In the entries below, count the lines that hold the string "JSON" and state only that count.

─── Recorded information

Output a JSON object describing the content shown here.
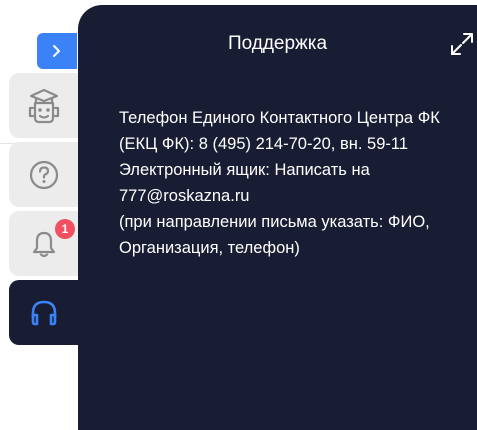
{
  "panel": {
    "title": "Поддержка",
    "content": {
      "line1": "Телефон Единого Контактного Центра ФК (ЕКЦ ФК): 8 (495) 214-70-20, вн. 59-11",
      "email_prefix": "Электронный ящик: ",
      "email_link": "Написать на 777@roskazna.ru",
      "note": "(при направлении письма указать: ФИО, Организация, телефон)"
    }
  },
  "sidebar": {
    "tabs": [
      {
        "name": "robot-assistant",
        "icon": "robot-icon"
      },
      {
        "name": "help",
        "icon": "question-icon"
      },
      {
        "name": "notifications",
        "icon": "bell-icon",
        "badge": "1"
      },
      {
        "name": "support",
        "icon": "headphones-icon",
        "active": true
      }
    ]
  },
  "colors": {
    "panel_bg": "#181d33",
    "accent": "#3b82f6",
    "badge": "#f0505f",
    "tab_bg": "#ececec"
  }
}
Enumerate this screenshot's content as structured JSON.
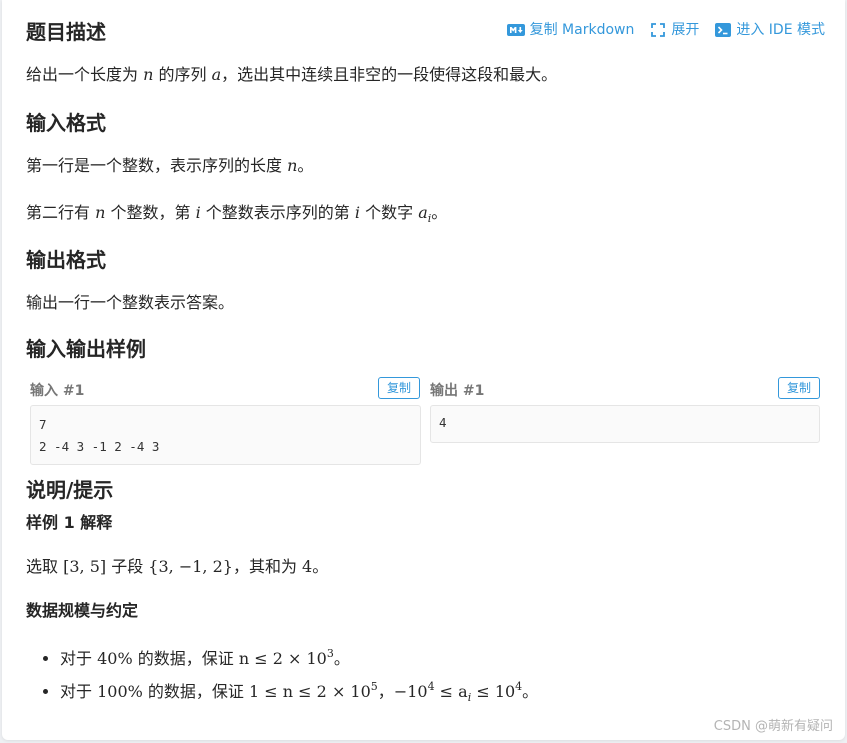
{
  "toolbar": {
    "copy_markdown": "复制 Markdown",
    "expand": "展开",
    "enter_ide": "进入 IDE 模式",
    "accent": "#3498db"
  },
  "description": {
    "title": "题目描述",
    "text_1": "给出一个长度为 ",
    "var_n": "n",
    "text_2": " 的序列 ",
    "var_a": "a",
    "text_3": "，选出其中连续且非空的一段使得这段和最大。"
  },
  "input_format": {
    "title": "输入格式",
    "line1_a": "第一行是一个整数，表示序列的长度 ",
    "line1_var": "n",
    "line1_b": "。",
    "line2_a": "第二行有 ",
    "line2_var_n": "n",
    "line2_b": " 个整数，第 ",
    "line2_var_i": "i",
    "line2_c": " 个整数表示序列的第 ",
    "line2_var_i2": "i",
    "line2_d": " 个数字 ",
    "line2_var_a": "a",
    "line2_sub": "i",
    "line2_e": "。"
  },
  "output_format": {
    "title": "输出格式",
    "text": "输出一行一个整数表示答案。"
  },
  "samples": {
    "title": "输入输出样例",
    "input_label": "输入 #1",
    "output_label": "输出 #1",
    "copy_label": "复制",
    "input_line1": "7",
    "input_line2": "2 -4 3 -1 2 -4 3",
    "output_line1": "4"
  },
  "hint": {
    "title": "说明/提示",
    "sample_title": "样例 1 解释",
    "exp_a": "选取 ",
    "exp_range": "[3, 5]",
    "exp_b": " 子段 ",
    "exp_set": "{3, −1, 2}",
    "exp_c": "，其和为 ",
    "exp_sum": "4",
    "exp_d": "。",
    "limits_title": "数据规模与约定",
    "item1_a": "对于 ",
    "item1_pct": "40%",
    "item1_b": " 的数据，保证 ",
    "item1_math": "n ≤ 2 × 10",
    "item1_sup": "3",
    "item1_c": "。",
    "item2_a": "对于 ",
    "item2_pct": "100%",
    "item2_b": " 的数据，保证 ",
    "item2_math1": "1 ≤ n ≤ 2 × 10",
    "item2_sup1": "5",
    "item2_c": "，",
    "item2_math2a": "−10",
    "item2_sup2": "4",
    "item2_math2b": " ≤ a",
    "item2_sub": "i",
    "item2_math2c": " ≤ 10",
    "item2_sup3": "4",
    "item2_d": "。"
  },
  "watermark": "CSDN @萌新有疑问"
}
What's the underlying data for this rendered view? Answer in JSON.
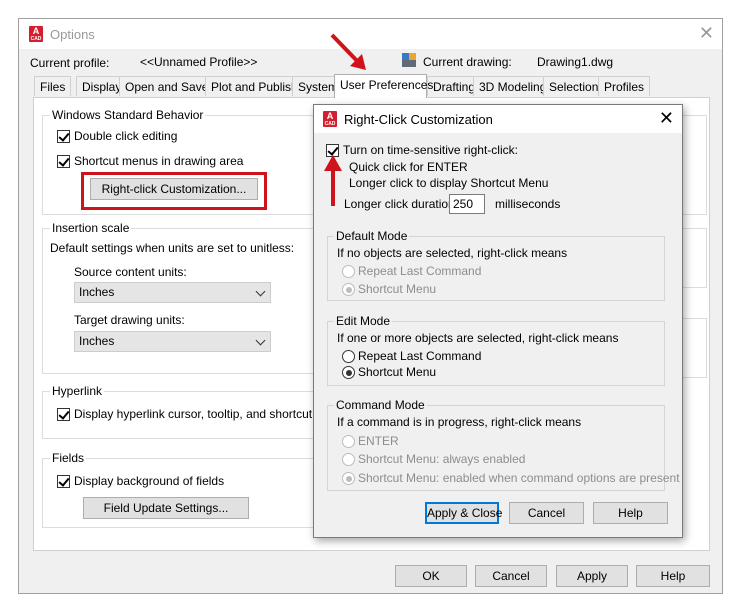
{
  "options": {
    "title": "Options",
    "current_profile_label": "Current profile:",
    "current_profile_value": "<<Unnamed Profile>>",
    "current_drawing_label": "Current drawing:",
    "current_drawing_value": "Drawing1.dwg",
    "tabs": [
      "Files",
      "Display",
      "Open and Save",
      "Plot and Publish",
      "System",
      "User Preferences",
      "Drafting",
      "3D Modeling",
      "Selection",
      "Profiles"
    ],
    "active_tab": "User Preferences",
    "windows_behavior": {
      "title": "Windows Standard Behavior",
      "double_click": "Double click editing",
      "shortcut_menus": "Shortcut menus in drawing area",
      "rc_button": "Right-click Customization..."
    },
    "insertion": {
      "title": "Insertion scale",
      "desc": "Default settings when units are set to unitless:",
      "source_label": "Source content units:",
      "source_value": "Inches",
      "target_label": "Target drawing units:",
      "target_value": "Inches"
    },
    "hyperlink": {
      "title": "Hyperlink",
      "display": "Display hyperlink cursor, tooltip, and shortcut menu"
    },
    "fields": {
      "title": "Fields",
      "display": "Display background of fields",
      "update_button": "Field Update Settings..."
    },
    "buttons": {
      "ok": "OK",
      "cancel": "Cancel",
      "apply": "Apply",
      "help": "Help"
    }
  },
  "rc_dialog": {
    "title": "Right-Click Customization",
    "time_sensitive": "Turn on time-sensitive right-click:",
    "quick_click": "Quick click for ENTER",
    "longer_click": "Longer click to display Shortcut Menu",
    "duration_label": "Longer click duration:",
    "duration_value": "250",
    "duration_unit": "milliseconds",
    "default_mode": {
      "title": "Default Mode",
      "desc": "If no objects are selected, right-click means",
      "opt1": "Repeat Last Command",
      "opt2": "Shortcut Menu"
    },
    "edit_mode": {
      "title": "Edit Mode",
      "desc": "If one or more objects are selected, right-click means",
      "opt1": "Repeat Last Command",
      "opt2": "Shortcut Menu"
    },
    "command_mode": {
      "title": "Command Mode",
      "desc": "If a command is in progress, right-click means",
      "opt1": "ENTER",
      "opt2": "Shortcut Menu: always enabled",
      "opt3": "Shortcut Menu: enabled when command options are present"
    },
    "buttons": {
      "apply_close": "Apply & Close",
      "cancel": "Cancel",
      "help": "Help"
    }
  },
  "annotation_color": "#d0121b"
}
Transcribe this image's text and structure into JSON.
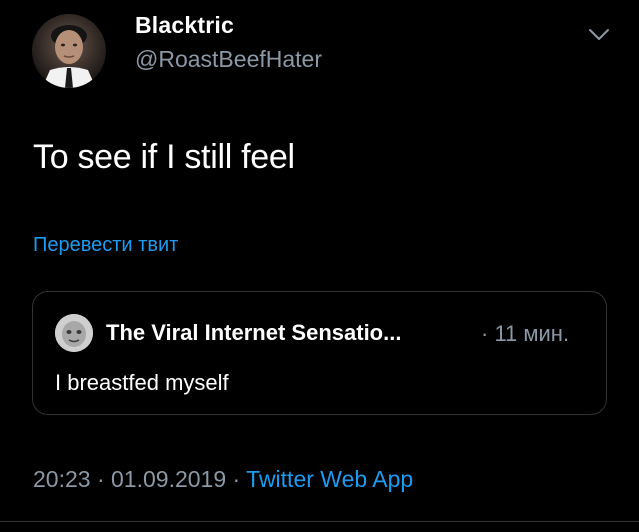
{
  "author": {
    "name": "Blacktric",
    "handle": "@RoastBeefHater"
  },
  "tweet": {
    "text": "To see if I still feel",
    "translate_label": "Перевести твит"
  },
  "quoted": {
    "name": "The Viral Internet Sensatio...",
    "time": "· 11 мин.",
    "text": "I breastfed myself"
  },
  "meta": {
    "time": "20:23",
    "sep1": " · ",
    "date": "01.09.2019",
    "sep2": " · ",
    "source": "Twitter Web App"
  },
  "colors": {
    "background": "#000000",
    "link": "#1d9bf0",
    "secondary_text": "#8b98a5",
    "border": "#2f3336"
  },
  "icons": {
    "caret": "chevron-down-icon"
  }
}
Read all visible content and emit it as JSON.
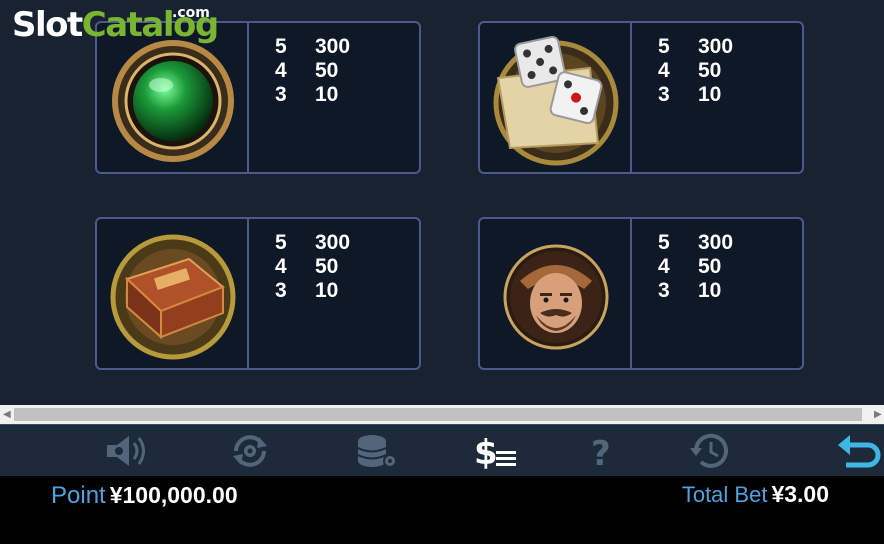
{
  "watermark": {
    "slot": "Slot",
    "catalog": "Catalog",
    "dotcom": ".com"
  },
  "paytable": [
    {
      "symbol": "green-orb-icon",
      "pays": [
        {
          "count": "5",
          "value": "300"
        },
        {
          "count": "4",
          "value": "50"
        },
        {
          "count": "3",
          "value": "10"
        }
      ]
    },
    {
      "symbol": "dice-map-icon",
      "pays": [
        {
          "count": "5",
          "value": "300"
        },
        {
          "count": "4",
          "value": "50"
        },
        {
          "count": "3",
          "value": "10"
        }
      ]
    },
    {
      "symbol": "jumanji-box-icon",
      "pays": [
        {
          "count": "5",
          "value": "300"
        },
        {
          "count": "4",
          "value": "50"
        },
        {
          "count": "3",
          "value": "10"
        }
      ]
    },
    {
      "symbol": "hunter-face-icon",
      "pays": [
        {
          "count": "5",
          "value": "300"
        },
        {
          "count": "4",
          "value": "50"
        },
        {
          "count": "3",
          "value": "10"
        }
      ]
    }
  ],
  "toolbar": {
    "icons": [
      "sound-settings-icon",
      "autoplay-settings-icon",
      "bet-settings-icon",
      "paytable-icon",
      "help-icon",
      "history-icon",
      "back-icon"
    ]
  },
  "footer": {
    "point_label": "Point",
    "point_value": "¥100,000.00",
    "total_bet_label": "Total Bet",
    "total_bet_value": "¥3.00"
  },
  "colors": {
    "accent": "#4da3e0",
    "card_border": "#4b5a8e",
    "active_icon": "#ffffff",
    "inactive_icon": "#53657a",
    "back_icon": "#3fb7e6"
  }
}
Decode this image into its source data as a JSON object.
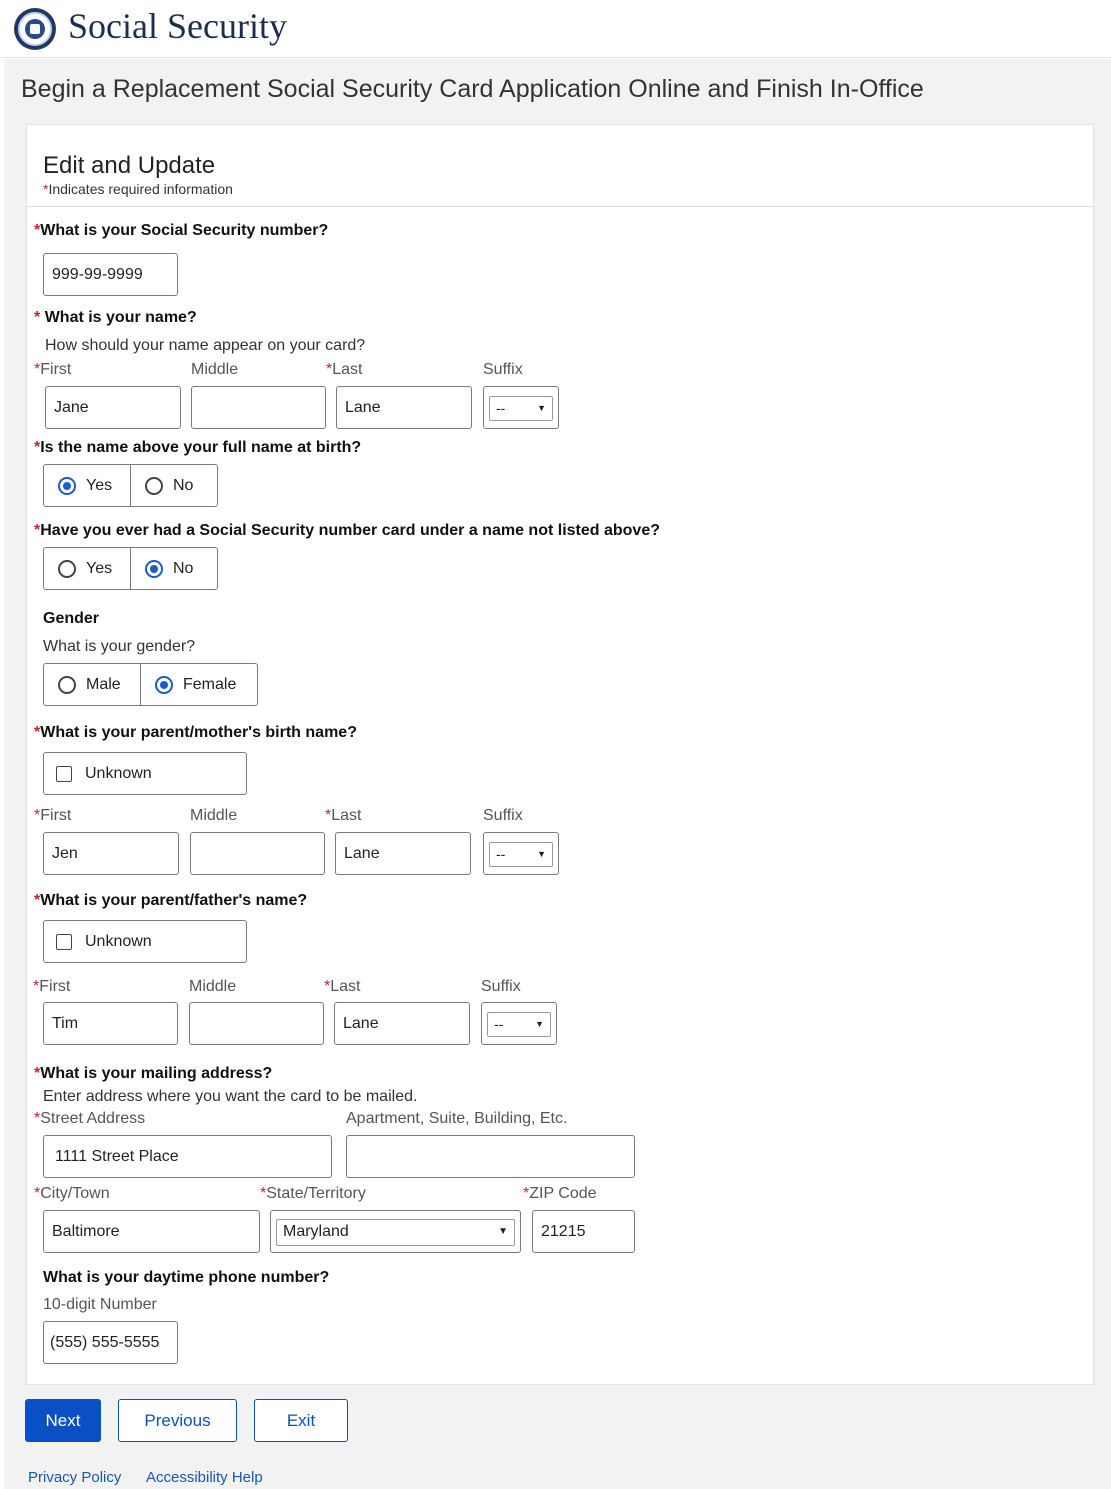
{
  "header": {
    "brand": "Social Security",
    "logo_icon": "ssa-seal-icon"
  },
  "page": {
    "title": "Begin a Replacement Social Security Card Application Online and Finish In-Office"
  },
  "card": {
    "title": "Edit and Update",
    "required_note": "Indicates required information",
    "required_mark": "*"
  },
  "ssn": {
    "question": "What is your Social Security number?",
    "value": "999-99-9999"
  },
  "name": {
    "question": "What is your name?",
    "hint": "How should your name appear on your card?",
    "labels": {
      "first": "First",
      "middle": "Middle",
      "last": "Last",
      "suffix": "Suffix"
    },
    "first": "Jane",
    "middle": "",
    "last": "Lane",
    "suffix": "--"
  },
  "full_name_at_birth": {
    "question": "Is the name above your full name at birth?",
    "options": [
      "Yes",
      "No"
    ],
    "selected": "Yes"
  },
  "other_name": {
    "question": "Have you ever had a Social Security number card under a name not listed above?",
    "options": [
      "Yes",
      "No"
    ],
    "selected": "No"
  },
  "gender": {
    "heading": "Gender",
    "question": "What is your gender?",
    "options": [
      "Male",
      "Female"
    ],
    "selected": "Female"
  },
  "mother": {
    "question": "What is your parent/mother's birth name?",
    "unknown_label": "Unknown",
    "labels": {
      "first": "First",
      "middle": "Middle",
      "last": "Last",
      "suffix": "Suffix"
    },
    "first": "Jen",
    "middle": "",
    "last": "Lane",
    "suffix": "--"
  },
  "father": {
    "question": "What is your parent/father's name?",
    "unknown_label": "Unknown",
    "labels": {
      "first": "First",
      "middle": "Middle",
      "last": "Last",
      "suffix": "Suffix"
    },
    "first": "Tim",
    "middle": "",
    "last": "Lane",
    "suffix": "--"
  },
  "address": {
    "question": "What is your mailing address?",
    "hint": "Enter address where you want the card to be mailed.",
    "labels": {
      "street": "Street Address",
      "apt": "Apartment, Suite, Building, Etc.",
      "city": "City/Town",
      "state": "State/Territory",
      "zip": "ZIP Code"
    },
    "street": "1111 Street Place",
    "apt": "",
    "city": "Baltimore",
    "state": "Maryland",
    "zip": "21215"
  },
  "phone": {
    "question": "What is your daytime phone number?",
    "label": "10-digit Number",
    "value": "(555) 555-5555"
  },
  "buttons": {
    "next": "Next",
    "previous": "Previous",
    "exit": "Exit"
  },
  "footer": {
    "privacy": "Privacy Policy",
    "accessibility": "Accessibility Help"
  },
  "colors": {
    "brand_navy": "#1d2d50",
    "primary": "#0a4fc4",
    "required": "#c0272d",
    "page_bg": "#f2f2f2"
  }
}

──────

**Task answer:** 6